To do:
Restating every entry exactly is the whole task.

Source material:
++++
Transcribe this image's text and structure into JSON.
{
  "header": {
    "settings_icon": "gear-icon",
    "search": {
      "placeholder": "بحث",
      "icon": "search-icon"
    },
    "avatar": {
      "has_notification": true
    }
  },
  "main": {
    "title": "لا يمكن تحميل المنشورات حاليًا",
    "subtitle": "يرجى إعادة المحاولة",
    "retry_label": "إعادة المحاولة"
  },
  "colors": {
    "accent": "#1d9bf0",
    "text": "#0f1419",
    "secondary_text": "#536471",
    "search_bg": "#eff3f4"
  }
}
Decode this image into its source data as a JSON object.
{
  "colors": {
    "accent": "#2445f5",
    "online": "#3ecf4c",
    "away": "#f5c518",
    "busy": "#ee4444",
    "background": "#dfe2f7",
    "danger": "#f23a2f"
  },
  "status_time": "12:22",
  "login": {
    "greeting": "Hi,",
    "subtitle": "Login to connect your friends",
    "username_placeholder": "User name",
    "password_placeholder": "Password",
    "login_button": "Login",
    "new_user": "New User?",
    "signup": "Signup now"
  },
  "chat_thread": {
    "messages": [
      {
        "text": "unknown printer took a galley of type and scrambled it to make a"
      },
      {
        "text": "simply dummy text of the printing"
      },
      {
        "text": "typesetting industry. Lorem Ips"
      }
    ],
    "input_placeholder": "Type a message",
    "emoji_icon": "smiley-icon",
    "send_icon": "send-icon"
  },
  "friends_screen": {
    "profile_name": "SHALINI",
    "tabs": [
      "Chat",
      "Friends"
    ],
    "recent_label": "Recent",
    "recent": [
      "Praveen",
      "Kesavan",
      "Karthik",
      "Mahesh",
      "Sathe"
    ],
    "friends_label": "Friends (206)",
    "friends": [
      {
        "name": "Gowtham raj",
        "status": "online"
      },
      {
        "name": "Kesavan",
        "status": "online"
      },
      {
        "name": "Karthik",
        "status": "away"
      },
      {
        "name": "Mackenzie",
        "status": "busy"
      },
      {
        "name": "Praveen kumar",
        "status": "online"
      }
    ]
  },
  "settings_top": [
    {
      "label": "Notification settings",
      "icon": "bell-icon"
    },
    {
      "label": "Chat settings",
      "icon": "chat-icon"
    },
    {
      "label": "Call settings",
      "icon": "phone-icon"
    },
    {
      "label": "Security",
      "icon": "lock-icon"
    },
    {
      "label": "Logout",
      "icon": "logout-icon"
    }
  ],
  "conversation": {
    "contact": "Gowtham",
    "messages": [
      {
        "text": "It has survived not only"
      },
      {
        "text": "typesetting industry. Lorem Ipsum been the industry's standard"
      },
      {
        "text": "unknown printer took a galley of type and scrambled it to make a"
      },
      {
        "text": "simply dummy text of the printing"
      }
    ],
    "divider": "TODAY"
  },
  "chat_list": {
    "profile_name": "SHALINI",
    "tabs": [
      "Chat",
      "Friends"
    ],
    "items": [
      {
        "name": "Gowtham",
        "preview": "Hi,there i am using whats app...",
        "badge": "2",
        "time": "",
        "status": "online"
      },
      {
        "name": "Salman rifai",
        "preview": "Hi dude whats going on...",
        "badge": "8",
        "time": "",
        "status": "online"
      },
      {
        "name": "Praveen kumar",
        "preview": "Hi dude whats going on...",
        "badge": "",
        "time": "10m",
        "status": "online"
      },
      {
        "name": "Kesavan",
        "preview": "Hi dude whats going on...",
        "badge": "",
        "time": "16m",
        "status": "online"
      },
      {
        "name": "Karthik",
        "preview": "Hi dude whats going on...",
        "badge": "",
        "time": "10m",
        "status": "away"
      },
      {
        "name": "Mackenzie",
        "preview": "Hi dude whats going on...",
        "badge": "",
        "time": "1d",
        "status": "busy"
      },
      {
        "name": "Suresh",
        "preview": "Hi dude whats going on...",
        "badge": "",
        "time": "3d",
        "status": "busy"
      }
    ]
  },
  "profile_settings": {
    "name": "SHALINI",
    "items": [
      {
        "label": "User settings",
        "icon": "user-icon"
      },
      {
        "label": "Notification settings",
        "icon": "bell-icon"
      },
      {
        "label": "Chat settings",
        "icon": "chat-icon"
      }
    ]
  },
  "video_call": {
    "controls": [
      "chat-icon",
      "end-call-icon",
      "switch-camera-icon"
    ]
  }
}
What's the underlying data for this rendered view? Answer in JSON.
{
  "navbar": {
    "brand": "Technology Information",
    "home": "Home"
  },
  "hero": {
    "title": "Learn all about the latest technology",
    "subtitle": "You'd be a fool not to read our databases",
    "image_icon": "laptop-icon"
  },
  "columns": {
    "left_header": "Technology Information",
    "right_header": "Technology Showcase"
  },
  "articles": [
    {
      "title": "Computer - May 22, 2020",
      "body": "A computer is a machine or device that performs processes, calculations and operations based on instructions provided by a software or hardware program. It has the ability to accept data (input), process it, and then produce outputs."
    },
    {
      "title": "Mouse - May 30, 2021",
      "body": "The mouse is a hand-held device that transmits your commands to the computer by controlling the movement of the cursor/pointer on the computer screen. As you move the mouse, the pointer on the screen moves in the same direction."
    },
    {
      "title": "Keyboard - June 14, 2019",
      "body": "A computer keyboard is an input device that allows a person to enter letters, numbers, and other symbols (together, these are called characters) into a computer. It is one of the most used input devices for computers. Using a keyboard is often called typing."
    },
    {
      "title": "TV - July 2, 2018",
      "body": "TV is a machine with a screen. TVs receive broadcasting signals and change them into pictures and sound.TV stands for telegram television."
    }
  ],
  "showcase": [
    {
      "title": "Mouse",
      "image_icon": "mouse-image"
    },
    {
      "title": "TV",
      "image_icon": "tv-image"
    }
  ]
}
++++
Output of the task:
Transcribe this image's text and structure into JSON.
{
  "header": {
    "settings_icon": "gear-icon",
    "search": {
      "placeholder": "بحث",
      "icon": "search-icon"
    },
    "avatar": {
      "has_notification": true
    }
  },
  "main": {
    "title": "لا يمكن تحميل المنشورات حاليًا",
    "subtitle": "يرجى إعادة المحاولة",
    "retry_label": "إعادة المحاولة"
  },
  "colors": {
    "accent": "#1d9bf0",
    "text": "#0f1419",
    "secondary_text": "#536471",
    "search_bg": "#eff3f4"
  }
}
Decode this image into its source data as a JSON object.
{
  "colors": {
    "accent": "#2445f5",
    "online": "#3ecf4c",
    "away": "#f5c518",
    "busy": "#ee4444",
    "background": "#dfe2f7",
    "danger": "#f23a2f"
  },
  "status_time": "12:22",
  "login": {
    "greeting": "Hi,",
    "subtitle": "Login to connect your friends",
    "username_placeholder": "User name",
    "password_placeholder": "Password",
    "login_button": "Login",
    "new_user": "New User?",
    "signup": "Signup now"
  },
  "chat_thread": {
    "messages": [
      {
        "text": "unknown printer took a galley of type and scrambled it to make a"
      },
      {
        "text": "simply dummy text of the printing"
      },
      {
        "text": "typesetting industry. Lorem Ips"
      }
    ],
    "input_placeholder": "Type a message",
    "emoji_icon": "smiley-icon",
    "send_icon": "send-icon"
  },
  "friends_screen": {
    "profile_name": "SHALINI",
    "tabs": [
      "Chat",
      "Friends"
    ],
    "recent_label": "Recent",
    "recent": [
      "Praveen",
      "Kesavan",
      "Karthik",
      "Mahesh",
      "Sathe"
    ],
    "friends_label": "Friends (206)",
    "friends": [
      {
        "name": "Gowtham raj",
        "status": "online"
      },
      {
        "name": "Kesavan",
        "status": "online"
      },
      {
        "name": "Karthik",
        "status": "away"
      },
      {
        "name": "Mackenzie",
        "status": "busy"
      },
      {
        "name": "Praveen kumar",
        "status": "online"
      }
    ]
  },
  "settings_top": [
    {
      "label": "Notification settings",
      "icon": "bell-icon"
    },
    {
      "label": "Chat settings",
      "icon": "chat-icon"
    },
    {
      "label": "Call settings",
      "icon": "phone-icon"
    },
    {
      "label": "Security",
      "icon": "lock-icon"
    },
    {
      "label": "Logout",
      "icon": "logout-icon"
    }
  ],
  "conversation": {
    "contact": "Gowtham",
    "messages": [
      {
        "text": "It has survived not only"
      },
      {
        "text": "typesetting industry. Lorem Ipsum been the industry's standard"
      },
      {
        "text": "unknown printer took a galley of type and scrambled it to make a"
      },
      {
        "text": "simply dummy text of the printing"
      }
    ],
    "divider": "TODAY"
  },
  "chat_list": {
    "profile_name": "SHALINI",
    "tabs": [
      "Chat",
      "Friends"
    ],
    "items": [
      {
        "name": "Gowtham",
        "preview": "Hi,there i am using whats app...",
        "badge": "2",
        "time": "",
        "status": "online"
      },
      {
        "name": "Salman rifai",
        "preview": "Hi dude whats going on...",
        "badge": "8",
        "time": "",
        "status": "online"
      },
      {
        "name": "Praveen kumar",
        "preview": "Hi dude whats going on...",
        "badge": "",
        "time": "10m",
        "status": "online"
      },
      {
        "name": "Kesavan",
        "preview": "Hi dude whats going on...",
        "badge": "",
        "time": "16m",
        "status": "online"
      },
      {
        "name": "Karthik",
        "preview": "Hi dude whats going on...",
        "badge": "",
        "time": "10m",
        "status": "away"
      },
      {
        "name": "Mackenzie",
        "preview": "Hi dude whats going on...",
        "badge": "",
        "time": "1d",
        "status": "busy"
      },
      {
        "name": "Suresh",
        "preview": "Hi dude whats going on...",
        "badge": "",
        "time": "3d",
        "status": "busy"
      }
    ]
  },
  "profile_settings": {
    "name": "SHALINI",
    "items": [
      {
        "label": "User settings",
        "icon": "user-icon"
      },
      {
        "label": "Notification settings",
        "icon": "bell-icon"
      },
      {
        "label": "Chat settings",
        "icon": "chat-icon"
      }
    ]
  },
  "video_call": {
    "controls": [
      "chat-icon",
      "end-call-icon",
      "switch-camera-icon"
    ]
  }
}
What's the underlying data for this rendered view? Answer in JSON.
{
  "navbar": {
    "brand": "Technology Information",
    "home": "Home"
  },
  "hero": {
    "title": "Learn all about the latest technology",
    "subtitle": "You'd be a fool not to read our databases",
    "image_icon": "laptop-icon"
  },
  "columns": {
    "left_header": "Technology Information",
    "right_header": "Technology Showcase"
  },
  "articles": [
    {
      "title": "Computer - May 22, 2020",
      "body": "A computer is a machine or device that performs processes, calculations and operations based on instructions provided by a software or hardware program. It has the ability to accept data (input), process it, and then produce outputs."
    },
    {
      "title": "Mouse - May 30, 2021",
      "body": "The mouse is a hand-held device that transmits your commands to the computer by controlling the movement of the cursor/pointer on the computer screen. As you move the mouse, the pointer on the screen moves in the same direction."
    },
    {
      "title": "Keyboard - June 14, 2019",
      "body": "A computer keyboard is an input device that allows a person to enter letters, numbers, and other symbols (together, these are called characters) into a computer. It is one of the most used input devices for computers. Using a keyboard is often called typing."
    },
    {
      "title": "TV - July 2, 2018",
      "body": "TV is a machine with a screen. TVs receive broadcasting signals and change them into pictures and sound.TV stands for telegram television."
    }
  ],
  "showcase": [
    {
      "title": "Mouse",
      "image_icon": "mouse-image"
    },
    {
      "title": "TV",
      "image_icon": "tv-image"
    }
  ]
}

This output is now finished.